Exercise prompt – Pick out and copy every line below that has the word "réservé".

═══ The data ═══

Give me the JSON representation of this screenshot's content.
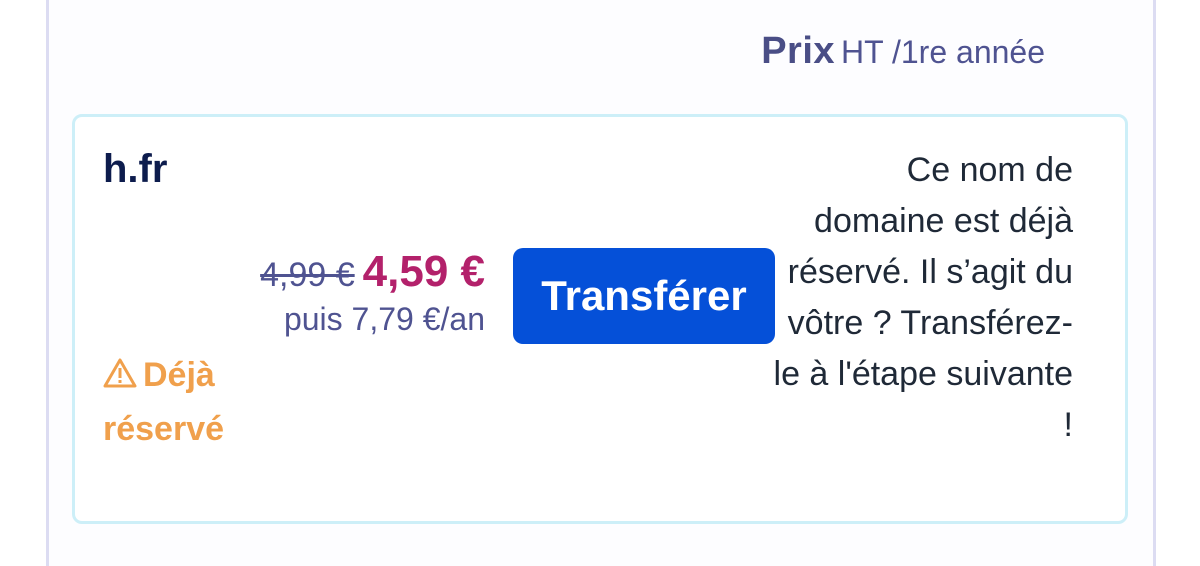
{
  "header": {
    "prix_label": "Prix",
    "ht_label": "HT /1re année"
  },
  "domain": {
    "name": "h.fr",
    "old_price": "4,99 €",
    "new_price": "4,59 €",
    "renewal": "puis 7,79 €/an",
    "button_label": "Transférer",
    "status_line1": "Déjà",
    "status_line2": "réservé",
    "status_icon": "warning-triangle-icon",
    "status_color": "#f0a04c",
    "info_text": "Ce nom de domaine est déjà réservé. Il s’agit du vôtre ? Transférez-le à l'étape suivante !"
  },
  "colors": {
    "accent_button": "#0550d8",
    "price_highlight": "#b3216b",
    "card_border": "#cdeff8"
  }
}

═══

Written solution –
    "status_line2": "réservé",
    "info_text": "Ce nom de domaine est déjà réservé. Il s’agit du vôtre ? Transférez-le à l'étape suivante !"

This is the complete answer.